One way that businesses can curtail employee challenges is through prevention planning. This can include the creation of policies and procedures that instruct employees of how their employers handle conflicts and address them under specific circumstances. An employment law for employers firm can help an organization prepare the handbooks, policy manuals, and other prevention tools it may need to avoid unnecessary conflicts with its workers.
The importance of employee handbooks and policies
Rules in organizations are important. In order to avoid claims of discrimination, harassment, or disparate treatment, rules must be applied evenly and in accordance with applicable state and federal employment laws. One way that all employees may be made aware of their employer’s rules is through the creation and promulgation of an employee handbook.

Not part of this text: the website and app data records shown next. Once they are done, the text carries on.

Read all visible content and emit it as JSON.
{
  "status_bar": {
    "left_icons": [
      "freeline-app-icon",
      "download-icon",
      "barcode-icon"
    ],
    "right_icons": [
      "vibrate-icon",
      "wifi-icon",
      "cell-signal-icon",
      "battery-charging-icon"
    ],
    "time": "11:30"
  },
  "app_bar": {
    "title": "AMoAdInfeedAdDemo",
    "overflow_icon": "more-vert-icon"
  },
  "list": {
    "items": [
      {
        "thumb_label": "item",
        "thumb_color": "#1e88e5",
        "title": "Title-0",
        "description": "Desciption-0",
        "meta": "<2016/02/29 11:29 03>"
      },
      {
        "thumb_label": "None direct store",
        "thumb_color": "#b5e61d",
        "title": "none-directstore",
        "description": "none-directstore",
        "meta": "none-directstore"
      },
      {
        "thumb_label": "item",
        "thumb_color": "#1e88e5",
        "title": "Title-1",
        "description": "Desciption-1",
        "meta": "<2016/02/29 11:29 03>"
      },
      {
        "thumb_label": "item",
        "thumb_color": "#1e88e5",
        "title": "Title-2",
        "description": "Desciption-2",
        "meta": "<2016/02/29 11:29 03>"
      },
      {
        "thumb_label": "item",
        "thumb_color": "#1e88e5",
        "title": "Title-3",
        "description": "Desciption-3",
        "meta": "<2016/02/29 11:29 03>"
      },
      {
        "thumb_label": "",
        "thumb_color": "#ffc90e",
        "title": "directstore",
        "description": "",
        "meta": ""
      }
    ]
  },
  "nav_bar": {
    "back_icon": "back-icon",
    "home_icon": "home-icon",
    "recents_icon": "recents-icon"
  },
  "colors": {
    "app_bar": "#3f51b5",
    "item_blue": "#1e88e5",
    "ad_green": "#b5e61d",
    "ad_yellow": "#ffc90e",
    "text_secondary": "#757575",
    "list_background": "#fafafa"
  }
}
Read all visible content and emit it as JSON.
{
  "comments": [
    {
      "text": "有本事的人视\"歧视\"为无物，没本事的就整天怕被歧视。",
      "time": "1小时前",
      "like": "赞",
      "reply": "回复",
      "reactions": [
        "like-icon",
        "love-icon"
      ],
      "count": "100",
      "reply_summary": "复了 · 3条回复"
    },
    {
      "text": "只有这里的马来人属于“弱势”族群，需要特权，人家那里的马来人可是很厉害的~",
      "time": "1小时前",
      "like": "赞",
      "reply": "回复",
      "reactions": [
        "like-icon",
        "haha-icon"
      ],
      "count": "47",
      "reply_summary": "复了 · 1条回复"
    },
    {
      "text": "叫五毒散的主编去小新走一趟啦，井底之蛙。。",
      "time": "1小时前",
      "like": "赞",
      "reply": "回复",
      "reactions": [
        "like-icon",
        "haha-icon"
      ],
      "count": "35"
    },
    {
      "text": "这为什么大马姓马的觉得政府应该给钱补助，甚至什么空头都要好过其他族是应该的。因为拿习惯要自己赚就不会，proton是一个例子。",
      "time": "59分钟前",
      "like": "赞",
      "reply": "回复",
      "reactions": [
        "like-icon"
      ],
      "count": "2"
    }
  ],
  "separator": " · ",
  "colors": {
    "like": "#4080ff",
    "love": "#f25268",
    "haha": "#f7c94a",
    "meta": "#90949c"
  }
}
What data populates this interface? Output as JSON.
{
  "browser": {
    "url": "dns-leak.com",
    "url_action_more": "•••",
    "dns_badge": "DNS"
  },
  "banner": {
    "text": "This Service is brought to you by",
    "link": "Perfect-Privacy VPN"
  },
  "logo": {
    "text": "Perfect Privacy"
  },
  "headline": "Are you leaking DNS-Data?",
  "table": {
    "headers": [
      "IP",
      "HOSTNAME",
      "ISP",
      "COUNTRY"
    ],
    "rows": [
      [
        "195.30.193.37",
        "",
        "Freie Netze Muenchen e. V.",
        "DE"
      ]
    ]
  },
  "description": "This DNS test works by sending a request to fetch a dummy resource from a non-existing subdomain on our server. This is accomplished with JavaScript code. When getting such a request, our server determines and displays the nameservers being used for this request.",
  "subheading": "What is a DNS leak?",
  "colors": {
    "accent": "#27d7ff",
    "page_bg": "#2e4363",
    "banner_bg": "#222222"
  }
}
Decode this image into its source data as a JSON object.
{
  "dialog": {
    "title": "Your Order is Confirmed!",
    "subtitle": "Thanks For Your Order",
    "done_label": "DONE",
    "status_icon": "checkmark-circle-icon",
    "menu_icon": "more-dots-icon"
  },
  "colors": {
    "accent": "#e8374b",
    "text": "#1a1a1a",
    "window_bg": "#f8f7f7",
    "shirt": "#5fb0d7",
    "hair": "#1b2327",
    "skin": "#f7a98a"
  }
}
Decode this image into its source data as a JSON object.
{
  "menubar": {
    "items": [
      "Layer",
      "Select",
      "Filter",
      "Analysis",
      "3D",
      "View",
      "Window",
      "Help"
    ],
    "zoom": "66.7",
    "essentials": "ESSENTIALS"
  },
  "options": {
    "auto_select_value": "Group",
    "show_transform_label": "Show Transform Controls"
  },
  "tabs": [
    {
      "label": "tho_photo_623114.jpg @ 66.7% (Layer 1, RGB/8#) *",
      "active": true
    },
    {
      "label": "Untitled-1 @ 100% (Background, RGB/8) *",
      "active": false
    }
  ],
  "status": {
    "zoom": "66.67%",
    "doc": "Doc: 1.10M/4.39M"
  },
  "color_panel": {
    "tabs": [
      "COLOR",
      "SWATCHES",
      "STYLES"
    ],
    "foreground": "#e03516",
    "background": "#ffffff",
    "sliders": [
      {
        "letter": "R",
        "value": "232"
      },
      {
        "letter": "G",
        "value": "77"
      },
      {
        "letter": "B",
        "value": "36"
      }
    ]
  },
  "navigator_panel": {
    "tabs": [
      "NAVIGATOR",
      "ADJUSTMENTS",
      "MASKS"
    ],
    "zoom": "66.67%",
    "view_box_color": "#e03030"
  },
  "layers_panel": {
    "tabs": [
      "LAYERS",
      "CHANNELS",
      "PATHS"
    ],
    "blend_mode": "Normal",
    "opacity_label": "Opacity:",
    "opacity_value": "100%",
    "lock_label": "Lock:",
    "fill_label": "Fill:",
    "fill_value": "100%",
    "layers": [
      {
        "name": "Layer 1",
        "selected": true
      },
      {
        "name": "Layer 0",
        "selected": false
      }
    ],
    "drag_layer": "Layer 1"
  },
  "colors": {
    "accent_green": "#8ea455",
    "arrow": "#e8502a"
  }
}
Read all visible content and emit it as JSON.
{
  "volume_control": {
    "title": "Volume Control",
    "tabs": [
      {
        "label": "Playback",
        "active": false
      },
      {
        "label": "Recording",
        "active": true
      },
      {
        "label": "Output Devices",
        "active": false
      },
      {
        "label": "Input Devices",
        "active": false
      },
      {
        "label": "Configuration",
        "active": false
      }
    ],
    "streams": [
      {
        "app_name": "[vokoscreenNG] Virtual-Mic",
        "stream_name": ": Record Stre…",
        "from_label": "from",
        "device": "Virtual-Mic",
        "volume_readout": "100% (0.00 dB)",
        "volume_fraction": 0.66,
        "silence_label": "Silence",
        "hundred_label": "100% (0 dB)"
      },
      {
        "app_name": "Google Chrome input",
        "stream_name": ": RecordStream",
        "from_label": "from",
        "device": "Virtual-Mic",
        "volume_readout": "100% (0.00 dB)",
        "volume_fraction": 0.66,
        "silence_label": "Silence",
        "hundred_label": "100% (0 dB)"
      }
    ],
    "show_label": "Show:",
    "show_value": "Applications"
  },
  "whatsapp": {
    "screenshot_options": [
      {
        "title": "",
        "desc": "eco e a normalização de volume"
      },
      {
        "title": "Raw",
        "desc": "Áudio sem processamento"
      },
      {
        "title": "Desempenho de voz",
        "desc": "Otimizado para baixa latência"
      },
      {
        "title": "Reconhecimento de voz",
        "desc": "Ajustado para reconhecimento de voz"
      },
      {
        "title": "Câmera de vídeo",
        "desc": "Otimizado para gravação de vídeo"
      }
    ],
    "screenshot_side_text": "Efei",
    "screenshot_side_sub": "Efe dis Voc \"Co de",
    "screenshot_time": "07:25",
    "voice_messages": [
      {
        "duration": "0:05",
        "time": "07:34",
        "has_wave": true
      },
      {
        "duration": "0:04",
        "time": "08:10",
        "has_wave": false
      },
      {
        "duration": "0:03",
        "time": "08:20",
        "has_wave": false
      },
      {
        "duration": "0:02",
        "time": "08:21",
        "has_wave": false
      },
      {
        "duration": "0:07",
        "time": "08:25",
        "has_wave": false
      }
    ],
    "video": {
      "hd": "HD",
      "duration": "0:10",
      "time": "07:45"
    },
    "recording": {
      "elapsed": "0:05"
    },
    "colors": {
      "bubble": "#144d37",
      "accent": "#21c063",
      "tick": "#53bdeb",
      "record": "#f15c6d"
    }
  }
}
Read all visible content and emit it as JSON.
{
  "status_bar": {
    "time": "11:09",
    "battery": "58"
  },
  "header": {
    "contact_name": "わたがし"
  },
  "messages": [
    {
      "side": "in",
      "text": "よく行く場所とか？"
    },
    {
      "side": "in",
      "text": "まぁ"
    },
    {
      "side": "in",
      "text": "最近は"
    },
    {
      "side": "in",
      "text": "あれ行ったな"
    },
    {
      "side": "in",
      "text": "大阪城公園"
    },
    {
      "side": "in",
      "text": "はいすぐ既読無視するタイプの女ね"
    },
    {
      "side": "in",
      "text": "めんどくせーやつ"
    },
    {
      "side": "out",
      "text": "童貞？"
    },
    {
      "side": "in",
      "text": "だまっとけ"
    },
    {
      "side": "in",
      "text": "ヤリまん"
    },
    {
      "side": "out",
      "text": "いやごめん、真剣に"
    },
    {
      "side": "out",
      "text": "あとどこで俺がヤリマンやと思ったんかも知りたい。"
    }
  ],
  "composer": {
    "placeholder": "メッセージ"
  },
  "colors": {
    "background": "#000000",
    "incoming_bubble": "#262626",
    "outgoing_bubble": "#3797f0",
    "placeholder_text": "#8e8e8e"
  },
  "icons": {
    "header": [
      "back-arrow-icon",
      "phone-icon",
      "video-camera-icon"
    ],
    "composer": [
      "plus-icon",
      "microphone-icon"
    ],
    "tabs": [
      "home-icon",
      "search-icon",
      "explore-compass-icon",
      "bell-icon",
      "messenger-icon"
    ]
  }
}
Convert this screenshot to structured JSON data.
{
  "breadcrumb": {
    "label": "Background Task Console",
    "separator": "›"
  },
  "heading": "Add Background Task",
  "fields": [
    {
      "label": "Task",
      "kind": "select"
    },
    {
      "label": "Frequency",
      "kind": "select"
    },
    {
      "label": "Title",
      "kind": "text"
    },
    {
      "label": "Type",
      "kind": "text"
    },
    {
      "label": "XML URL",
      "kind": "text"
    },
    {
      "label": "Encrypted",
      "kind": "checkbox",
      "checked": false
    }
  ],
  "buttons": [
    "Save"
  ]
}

Employee handbooks can outline many different policies. They can cover topics related to pay and vacation, as well as professionalism, overtime, attendance, and safety. A good employee handbook describes the steps a worker must take to report a claim of harassment or discrimination. Handbooks can also outline how workers will be disciplined for breaching expected employment standards and conduct. The contents of an employee handbook can vary depending on the type of work the employer hires employees to do.
Starting an employee handbook with legal help
The job of creating an employee handbook can be daunting, and the amount of work that can go into the process can cause some employers to simply not make them. This is a dangerous decision for employers to make as it may leave employees free to make claims against employers due to their lack of understanding about their specific employment rules and expectations. When an employer is ready to create an employee handbook, or wants to update an existing one, they can contact their trusted employment law attorneys for support.